So how do you till the soil in your KidMin? In one word: relationship. In my previous blog post, I talked about an article written by David Brooks titled, "Students Learn from People They Love," In that article, Brooks shares this story: "A few years ago, when I was teaching at Yale, I made an announcement to my class. I said that I was going to have to cancel office hours that day because I was dealing with some personal issues and a friend was coming up to help me sort through them. I was no more specific than that, but that evening 10 or 15 students emailed me to say they were thinking of me or praying for me. For the rest of the term the tenor of that seminar was different. We were closer. That one tiny whiff of vulnerability meant that I wasn’t aloof Professor Brooks, I was just another schmo trying to get through life. That unplanned moment illustrated for me the connection between emotional relationships and learning."
At the end of his article, Brooks points out how "some schools, for example, do no academic instruction for the first week. To start, everybody just gets to know one another." Simply put, children learn from the people they love. And love is the result of getting to know one another—it's the result of relationship. Before our kids come to know Jesus, they just might need to know us first.
So ask yourself this: How would your KidMin look different if you put relationship at the center of Sunday morning?
For many of us, including myself, the tendency is to place "programming" at the center. We pour over the details of the lesson—what songs are we going to sing, what Bible story are we going to tell, what object lesson are we going to use, what craft are we going to make, what game are we going to play. These are very important details, but in the pursuit of a quality program, we often times minimize, if not completely eradicate, all space for relationships to happen.
So how can we make space for relationships in our KidMin?
Great question—I'm glad I asked it!
There are a lot of things we can do, but let me start here. If you don't already, build an activity time or play time into the beginning of your Sunday morning. As the kids arrive, give them and the leaders an unstructured time and space to just be among one another. Play time isn't just about having fun. It's not even mostly about having fun. If we're intentional about play time, it's one of the greatest opportunities for building relationships.
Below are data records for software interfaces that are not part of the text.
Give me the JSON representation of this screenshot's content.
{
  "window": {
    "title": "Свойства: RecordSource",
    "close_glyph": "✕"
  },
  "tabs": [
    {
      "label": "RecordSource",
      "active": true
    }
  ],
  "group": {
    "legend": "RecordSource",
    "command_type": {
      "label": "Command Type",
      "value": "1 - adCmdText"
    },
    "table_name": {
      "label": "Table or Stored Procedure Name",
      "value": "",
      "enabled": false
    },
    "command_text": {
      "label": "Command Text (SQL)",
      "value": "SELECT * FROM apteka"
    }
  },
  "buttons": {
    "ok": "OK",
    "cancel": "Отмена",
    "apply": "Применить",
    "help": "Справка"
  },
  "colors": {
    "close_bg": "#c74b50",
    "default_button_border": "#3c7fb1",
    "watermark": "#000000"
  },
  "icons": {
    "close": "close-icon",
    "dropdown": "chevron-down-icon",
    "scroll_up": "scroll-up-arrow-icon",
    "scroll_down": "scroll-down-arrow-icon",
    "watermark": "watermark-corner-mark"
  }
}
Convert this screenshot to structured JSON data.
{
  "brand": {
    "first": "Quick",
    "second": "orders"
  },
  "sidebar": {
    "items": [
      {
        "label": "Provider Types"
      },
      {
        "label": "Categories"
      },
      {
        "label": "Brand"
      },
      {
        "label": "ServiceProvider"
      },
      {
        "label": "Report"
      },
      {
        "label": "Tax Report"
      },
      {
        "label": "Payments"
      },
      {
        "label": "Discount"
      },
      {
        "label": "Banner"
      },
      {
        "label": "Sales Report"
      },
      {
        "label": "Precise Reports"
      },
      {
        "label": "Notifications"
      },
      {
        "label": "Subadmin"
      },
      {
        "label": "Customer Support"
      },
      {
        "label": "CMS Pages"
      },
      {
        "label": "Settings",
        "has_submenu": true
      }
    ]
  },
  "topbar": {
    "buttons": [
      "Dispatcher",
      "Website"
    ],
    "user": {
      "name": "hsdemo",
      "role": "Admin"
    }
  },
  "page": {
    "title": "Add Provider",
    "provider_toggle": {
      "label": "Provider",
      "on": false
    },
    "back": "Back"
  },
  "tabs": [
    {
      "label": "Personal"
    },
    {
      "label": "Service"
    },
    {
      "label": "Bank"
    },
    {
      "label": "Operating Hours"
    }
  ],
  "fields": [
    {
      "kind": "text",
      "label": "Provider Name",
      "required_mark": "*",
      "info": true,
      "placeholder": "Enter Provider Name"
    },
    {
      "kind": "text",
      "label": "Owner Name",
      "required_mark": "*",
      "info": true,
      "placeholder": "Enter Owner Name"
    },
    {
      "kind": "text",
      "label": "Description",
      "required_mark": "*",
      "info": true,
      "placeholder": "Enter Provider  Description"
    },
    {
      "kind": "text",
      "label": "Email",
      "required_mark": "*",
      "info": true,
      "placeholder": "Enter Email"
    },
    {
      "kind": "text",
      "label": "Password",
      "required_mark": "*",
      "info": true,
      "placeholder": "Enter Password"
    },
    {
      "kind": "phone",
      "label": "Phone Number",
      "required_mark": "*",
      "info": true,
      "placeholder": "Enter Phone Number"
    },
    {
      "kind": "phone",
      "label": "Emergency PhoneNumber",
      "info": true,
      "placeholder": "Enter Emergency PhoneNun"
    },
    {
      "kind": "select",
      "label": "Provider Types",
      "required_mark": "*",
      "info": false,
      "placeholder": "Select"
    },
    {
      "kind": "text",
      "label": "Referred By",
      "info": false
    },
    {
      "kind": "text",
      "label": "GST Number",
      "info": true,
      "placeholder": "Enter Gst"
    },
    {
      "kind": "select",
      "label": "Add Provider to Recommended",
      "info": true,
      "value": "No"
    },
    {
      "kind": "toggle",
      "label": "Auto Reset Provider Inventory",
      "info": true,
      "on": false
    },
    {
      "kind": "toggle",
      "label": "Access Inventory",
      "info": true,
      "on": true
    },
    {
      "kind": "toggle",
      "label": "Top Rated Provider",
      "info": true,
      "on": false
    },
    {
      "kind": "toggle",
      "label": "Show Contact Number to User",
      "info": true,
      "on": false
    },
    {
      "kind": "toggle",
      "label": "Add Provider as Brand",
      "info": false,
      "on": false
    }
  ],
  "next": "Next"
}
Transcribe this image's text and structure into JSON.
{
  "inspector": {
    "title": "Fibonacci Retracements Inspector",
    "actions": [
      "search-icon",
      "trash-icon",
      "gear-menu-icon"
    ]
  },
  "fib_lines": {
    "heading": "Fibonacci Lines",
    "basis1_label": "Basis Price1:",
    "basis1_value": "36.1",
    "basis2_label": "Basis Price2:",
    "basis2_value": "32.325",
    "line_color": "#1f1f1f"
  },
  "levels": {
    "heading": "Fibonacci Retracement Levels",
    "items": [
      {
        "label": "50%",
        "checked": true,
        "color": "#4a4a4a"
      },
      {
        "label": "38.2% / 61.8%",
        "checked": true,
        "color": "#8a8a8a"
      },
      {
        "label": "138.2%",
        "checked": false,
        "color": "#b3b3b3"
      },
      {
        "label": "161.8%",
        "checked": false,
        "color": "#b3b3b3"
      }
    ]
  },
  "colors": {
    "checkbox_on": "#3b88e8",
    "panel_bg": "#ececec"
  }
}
But the keyword is "intentional." Too many leaders see play time as something fun that preoccupies kids until the lesson begins and real ministry starts to happen. But play time is the real ministry! For that to be true, though, we have to challenge our leaders to step away from the huddle of grown-ups, to get off the wall and onto the floor, to play with the kids, to talk with them, to laugh with them and to be among them.
After all, isn't that what God did with us?
The gospel doesn't call us to follow a set of precepts, it calls us to follow a person. It calls us to follow Jesus Christ, who "became flesh and dwelt among us." A relationship is at the center of the gospel. It should be at the center of our KidMin as well.